Increased access to the internet in Nigeria and Tanzania led to a 7% drop in extreme poverty and an 8% rise in job opportunities in just three years, a new World Bank report reveals.
The study, titled “Digital transformation drives development in Africa,” demonstrated the ability of increased connectivity to create jobs, boost wages, thereby lifting people out of poverty.
“The minimal usage of mobile internet is a lost opportunity for inclusive growth in Africa,” Andrew Dabalen, World Bank Chief Economist for Africa, said. He added, “Closing the uptake gap would unlock the continent’s potential to generate jobs for its growing population and fuel economic recovery in a digital age.”
The report gave a picture of Africa’s digital surge. Over the past five years, the report said internet users in sub-Saharan Africa have increased by 115%.

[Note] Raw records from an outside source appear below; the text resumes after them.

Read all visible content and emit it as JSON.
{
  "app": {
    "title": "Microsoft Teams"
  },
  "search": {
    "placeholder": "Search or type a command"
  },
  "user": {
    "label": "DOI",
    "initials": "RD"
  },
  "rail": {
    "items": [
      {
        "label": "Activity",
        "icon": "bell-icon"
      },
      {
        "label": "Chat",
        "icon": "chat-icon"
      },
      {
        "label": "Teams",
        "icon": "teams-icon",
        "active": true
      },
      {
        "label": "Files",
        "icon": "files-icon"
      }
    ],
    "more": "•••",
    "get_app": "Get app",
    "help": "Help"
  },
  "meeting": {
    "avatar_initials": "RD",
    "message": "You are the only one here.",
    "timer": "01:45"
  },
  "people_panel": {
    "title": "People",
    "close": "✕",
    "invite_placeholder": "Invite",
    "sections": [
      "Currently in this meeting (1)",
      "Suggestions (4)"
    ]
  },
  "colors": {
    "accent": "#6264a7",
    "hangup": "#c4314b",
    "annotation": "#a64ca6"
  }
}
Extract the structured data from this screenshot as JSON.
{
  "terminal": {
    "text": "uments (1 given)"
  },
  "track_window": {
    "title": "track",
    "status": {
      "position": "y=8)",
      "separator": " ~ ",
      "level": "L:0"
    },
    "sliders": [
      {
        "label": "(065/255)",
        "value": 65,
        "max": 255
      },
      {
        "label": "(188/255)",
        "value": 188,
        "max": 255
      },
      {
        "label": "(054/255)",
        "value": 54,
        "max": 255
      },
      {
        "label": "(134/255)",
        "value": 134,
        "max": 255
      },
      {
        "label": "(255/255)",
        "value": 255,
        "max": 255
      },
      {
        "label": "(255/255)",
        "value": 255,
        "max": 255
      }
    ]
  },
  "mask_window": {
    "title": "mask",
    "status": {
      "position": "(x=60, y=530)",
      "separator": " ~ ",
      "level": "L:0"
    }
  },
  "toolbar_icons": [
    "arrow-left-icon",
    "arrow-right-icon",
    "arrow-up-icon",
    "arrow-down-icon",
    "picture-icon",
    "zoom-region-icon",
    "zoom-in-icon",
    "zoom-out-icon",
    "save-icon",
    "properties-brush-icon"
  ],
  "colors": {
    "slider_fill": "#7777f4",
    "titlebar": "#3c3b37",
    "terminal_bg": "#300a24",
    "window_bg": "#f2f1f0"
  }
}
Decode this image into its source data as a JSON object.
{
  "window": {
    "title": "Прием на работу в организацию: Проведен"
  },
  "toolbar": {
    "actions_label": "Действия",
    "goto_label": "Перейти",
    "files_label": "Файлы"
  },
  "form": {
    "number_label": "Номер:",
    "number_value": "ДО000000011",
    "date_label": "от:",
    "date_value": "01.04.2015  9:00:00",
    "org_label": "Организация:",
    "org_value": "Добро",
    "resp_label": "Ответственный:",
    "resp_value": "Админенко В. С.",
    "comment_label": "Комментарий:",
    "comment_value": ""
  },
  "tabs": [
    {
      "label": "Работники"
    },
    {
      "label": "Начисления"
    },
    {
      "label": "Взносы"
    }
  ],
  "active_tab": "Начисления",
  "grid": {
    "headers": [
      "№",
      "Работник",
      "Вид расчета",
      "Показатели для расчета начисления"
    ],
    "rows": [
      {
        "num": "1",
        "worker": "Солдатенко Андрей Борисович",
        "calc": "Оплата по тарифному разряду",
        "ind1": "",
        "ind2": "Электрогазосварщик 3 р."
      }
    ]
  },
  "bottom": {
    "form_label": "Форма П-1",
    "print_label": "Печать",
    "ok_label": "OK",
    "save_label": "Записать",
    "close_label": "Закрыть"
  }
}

However, the report also revealed that despite widespread coverage, internet usage remains significantly lower. While 84% of people have access to 3G and 63% to 4G networks, only 22% actively use mobile internet. Similarly, 61% live within the broadband range but haven’t subscribed.
Recall that Dr. Bosun Tijani, Nigeria’s Minister of Communications, Innovation and Digital Economy, recently acknowledged the affordability of data in Nigeria but expressed worry about the challenge of expanding infrastructure beyond major cities. “Many operators are not willing to lay fibre in rural areas due to profitability concerns,” he said.